What is slightly confusing about drag culture is that the majority of the queens dress and act hyper-feminized (i.e. pounds of makeup, fake eyelashes, big hair, dresses or skirts, astronomically high heels, etc). They are a caricature of femininity: reinforcing Judith Butler’s theory of gender performativity and idealized womanhood. We grappled with this– we thought drag queens were rebelling against societal standards and what’s considered normal by cross-dressing. But do their alter-egos as these hyper-feminized queens just further perpetuate gender performativity and stereotypes? Jessica Strubel-Scheiner tackled this in an article for the International Journal of Humanities and Social Science. She writes that, “Drag queens vehemently deny the misogynistic implications, claiming it is actually a satire of prescribed gender roles created by heterosexual men. They love to draw attention to, and challenge, the sometimes ridiculous, gender roles and gender boundaries we have accepted as normal for years. They hope the scathing caricatures will especially enlighten women on the absurdness of the stereotypes and gender roles they’ve been subjected to by a dominant male society.” Do these queens serve more of a social commentary or satirical purpose? This reminds us of The Daily Show with Jon Stewart or The Colbert Report with Stephen Colbert, which serve as news satire programs to disguise political commentary. Hyperbolization and dramatization often work as strategies to point out absurdity to audiences. Perhaps this is the motive behind drag queens’ ultra-feminine appearance.
What is intriguing about the drag community is that they don’t fit into our assumptions about sexuality or gender, and for the most part we (as observers) separate their drag selves from their day-to-day selves. Do you think that this is because we have a hard time understanding that the same person can sit on two different parts of the gender spectrum? Do you believe that the hyper-feminized drag queens are helping to take away the binary or contributing to it?
China, a drag queen in Miami says: “’we are drag queens, and we are proud of what we do. Whether you are gay or straight, lesbian, bisexual, trisexual, transgender, asexual, or whatever in between, be proud of who you are!’” (Taylor). If you wish to observe this and have an awesome time, we highly recommend Sunday brunch at Suzy Wong’s House of Yum.

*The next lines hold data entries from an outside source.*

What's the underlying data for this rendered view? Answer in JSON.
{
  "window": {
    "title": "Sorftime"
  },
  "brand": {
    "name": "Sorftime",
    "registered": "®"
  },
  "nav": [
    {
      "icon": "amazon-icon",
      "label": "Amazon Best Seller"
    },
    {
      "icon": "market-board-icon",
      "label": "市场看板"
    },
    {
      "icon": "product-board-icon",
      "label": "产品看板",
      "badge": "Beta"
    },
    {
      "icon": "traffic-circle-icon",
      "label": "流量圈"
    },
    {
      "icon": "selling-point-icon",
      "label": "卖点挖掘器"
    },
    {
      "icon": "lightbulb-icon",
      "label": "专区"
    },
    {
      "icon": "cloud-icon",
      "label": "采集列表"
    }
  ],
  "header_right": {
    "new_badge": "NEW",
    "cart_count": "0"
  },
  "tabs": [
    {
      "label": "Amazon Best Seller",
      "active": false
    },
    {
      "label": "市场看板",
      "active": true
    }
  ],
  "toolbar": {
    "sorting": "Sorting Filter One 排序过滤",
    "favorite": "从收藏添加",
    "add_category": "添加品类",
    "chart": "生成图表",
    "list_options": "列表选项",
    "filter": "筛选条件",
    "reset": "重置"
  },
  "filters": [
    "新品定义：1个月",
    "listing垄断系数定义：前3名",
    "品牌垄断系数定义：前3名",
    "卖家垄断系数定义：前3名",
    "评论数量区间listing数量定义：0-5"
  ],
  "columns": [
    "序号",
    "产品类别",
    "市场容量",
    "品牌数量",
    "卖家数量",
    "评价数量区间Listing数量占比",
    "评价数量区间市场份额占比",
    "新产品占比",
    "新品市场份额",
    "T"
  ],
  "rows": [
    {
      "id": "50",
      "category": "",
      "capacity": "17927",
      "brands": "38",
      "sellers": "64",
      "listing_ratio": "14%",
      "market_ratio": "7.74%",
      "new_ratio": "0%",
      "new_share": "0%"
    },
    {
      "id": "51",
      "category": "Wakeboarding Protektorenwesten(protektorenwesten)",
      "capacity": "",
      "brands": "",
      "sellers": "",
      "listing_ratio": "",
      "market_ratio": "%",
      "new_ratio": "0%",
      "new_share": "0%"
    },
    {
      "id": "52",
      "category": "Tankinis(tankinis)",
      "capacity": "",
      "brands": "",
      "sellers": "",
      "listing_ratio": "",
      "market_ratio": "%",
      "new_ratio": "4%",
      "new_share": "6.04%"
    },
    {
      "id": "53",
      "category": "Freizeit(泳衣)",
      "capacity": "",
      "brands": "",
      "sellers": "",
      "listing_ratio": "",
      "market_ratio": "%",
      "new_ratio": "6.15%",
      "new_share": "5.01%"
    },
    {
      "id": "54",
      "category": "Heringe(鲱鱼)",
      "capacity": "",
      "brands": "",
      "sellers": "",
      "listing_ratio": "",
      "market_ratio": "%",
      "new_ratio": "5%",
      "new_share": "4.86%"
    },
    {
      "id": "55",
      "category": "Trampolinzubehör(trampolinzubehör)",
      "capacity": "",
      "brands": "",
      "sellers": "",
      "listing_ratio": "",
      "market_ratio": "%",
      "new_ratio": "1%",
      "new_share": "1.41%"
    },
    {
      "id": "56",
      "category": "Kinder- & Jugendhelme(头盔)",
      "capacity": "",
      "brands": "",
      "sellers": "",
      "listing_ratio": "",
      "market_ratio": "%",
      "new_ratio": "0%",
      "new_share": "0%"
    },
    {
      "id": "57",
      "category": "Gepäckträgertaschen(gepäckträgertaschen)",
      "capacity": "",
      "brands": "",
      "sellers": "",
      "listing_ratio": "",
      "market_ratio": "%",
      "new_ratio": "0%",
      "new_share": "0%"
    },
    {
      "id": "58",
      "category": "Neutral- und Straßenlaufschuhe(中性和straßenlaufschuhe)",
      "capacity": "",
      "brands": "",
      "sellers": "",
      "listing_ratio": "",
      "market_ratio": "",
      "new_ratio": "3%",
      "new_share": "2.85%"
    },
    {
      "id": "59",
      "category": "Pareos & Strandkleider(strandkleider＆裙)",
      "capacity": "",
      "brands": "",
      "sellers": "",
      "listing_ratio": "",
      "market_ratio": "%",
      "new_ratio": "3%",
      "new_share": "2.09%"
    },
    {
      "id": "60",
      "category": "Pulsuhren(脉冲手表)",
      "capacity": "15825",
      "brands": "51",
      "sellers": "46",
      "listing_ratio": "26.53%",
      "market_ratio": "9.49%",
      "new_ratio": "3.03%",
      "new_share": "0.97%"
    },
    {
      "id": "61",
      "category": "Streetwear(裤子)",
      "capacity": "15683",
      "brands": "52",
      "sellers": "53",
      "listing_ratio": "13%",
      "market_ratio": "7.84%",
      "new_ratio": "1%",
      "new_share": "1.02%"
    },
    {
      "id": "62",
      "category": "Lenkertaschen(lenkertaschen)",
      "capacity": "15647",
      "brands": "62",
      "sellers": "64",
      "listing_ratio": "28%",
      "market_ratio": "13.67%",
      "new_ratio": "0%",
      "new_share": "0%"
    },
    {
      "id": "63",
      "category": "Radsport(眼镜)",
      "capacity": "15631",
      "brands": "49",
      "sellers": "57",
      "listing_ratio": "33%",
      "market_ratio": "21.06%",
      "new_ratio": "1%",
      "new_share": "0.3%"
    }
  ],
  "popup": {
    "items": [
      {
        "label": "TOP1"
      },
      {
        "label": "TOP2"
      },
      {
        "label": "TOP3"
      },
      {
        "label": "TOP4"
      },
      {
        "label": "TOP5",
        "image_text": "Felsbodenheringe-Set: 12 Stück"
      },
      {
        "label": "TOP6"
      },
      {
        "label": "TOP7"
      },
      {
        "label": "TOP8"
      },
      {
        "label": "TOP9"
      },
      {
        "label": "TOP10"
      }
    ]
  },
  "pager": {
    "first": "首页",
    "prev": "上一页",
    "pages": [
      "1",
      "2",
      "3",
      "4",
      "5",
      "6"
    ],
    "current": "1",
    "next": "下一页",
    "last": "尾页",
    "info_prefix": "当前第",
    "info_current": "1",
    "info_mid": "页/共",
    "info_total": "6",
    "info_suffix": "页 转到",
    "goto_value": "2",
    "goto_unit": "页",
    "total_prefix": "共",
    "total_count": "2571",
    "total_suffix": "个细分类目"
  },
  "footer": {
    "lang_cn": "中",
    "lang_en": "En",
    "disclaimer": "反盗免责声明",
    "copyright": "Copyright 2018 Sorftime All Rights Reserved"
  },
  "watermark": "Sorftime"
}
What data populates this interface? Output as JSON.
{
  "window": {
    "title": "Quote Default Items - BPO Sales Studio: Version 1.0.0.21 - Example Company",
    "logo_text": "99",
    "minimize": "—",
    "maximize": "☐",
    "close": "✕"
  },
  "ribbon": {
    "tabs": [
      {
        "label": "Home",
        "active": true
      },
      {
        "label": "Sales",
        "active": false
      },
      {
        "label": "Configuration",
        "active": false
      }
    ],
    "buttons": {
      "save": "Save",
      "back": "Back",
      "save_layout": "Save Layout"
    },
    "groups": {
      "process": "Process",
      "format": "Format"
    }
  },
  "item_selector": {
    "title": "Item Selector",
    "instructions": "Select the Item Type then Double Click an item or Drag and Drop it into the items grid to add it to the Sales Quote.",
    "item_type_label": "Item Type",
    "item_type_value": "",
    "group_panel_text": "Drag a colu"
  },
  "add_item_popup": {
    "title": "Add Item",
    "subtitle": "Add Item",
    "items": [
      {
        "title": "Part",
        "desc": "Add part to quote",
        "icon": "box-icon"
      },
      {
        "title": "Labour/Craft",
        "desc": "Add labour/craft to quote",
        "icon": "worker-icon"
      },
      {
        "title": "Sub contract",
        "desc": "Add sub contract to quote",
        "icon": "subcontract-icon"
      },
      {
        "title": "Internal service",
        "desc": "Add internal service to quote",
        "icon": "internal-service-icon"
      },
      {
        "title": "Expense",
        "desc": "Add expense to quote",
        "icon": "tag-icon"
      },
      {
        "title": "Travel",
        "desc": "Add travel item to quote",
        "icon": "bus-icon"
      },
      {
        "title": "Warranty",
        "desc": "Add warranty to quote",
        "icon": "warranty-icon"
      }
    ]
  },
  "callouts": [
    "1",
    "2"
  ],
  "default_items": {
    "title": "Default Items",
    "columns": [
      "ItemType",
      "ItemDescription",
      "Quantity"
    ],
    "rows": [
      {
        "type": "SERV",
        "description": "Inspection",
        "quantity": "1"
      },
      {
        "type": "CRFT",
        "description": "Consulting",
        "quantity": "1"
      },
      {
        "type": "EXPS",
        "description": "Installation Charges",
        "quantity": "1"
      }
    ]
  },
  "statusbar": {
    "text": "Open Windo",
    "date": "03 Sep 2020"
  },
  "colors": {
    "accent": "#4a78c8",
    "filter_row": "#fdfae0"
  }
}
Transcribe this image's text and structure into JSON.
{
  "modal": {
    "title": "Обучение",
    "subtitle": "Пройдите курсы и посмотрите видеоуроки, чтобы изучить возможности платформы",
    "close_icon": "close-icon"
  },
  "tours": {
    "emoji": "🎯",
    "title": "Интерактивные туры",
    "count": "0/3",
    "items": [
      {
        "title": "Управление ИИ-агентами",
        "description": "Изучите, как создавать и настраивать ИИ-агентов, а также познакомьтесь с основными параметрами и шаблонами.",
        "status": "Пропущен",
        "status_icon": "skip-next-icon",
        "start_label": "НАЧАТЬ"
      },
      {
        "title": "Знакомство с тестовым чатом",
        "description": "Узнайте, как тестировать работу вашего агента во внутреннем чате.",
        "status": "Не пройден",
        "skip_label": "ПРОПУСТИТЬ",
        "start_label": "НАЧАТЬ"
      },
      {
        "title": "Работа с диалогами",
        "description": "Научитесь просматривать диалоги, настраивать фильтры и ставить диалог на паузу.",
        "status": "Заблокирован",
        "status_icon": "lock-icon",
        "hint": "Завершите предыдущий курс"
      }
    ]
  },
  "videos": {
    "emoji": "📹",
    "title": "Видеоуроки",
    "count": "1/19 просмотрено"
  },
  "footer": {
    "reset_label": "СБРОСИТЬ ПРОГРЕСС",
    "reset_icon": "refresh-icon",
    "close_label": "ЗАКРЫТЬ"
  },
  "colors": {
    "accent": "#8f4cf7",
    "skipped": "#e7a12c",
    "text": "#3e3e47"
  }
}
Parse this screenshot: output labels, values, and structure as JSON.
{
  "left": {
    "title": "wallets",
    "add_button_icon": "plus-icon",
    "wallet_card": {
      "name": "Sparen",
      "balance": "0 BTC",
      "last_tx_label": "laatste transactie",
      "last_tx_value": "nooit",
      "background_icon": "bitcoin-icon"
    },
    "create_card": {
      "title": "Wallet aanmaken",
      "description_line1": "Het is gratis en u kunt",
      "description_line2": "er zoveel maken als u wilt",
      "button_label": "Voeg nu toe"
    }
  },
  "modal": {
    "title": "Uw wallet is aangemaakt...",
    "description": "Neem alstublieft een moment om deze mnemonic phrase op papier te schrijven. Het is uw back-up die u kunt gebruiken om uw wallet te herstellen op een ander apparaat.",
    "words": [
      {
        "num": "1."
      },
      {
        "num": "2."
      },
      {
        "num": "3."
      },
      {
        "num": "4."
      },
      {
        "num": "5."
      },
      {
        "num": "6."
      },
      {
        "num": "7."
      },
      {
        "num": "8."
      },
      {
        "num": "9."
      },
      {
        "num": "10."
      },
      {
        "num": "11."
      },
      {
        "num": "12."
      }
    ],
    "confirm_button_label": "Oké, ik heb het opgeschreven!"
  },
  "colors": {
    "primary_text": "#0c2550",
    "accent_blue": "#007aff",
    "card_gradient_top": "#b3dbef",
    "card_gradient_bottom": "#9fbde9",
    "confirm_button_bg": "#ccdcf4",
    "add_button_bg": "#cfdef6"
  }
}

Taylor, Verta, and Leila J. Rupp. “When the Girls Are Men: Negotiating Gender and Sexual Dynamics in a Study of Drag Queens.” Signs 30.4 (2005): 2115-139. JSTOR. Web. 5 Oct. 2014.